The Good Sister
by Sally Hepworth
Release Date: April 13, 2021
Publisher: St. Martin’s Press
Number of Pages: 309
Source: Warren Public Library
Ages 16 and up
CW: physical, emotional, and sexual abuse
Read 6/8/21 to 6/11/21
From the outside, everyone might think Fern and Rose are as close as twin sisters can be: Rose is the responsible one and Fern is the quirky one. But the sisters are devoted to one another and Rose has always been Fern’s protector from the time they were small.
Fern needed protecting because their mother was a true sociopath who hid her true nature from the world, and only Rose could see it. Fern always saw the good in everyone. Years ago, Fern did something very, very bad. And Rose has never told a soul. When Fern decides to help her sister achieve her heart’s desire of having a baby, Rose realizes with growing horror that Fern might make choices that can only have a terrible outcome. What Rose doesn’t realize is that Fern is growing more and more aware of the secrets Rose, herself, is keeping. And that their mother might have the last word after all.
This genre isn’t always my bag. When reading a thriller or mystery I often tend to worry too much about subtext and clues instead of sinking into the story and just enjoying the ride. I don’t do this purposely or with any real intent, it just happens. Therefore, it’ll take me longer to read and kind of steals my joy of reading. The whole escape aspect of diving into a book. While I still found myself doing that with this book, it still kept me quite engaged throughout.

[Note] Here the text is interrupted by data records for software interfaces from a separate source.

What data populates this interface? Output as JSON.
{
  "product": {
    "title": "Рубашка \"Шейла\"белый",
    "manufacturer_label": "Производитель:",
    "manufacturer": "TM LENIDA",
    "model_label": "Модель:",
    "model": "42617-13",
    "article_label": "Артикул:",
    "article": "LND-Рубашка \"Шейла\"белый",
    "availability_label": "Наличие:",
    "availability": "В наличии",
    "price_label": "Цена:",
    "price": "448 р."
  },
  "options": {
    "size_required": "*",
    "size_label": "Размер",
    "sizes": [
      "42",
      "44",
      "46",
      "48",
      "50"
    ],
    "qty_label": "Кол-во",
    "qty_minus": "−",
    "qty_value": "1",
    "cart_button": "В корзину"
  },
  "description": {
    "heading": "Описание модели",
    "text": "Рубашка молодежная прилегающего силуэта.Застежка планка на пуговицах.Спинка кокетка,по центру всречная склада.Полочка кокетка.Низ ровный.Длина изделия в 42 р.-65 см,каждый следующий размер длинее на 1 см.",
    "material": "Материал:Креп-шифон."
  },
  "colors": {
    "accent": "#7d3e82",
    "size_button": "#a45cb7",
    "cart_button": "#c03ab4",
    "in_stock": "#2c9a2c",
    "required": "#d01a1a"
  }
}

I hate having spoilers in my reviews and that is extremely hard to do when talking about this type of book. I’ll do my best.
Fern and Rose are so well fleshed out by the author. I really felt I got to know them and even maybe understand them both. Maybe it’s because I feel I actually have people in my life that resemble them both in their personalities. Most likely it’s as simple as the author doing a beautiful job in the realm of character development. Not just with the sisters, but with the other people in their world.
As a die-hard romance fan, I was happy to find a bit or romance in this story. For those who think they don’t like romance, I promise you it’s there for a purpose. The relationship helps to drive this story forward without taking over the plot.
I loved Fern’s love for the library. Her approach to some things is a bit different, but she’s very passionate about her job and her books. The author does such a good job helping the reader to hear Fern’s voice so by the end there is no doubt as to who she is as a person.
Any older sibling knows what it’s like to be in Rose’s shoes. She may be overbearing and controlling at times, but she knows how to get things done. Whether that’s with her sister now as adults and helping her navigate the world, or when they were kids and she was Fern’s protector. It’s easy to sympathize with Rose and feel her frustration.
This story unfolds in such an interesting way; Fern giving us glimpses of the present day while Rose’s diary gives us insights into the past as well as the present. The pieces start to fall together and reveal a picture that may not be wanted or expected.
Although this isn’t my usual genre, I would be interested in reading more by this author. This was a pick from my book club and although I found the description interesting, I probably wouldn’t have picked it up on my own. I’m glad to have been taken out of my usual box for a bit.
Everyone that was able to make it to our Zoom book club meeting expressed that they enjoyed this book. What I found interesting is that while half of us had things “figured out” pretty quickly, the other half was taken by surprise. It’s always fascinating to me how different readers pick up different aspects of a story and don’t see others. Rest assured, even those of us who understood the direction this story was taking still thought this was a good book. There was an agreement on the author’s rhythm and pacing for the most part. Although most of us agreed that the author could have ended the book a chapter soon than she did.
While it wasn’t something that stood out to me, both the teacher and nurse in our group pointed out the stereotypical way Fern was portrayed. Once it was discussed, I couldn’t unsee the issue. I honestly don’t know how big of an issue this will be for other readers. I’m thinking if you have a Fern in your life it will bother you more than others. This is surely the case of a writer having to do more research to elevate her story. While it’s a great book, it could have been better.
All in all, I’d say this is an excellent pick for a book club. There is much to discuss and it’s the type of story that has scenes that can be interpreted in different ways, making the discussions that much richer.
Our next book club will be by Zoom once again. Although it is most likely safe for us to gather, we’ve found it easier to meet via Zoom so we can do a week night and not be limited to the weekend. Plus, my sister in Arizona has re-joined the book club (The Good Sister was her pick) since there isn’t a geographical problem anymore. We are reading Educated by Tara Westover and will be meeting on Tuesday, August 3. I’d love to hear your thoughts on Educated if you’ve read it already.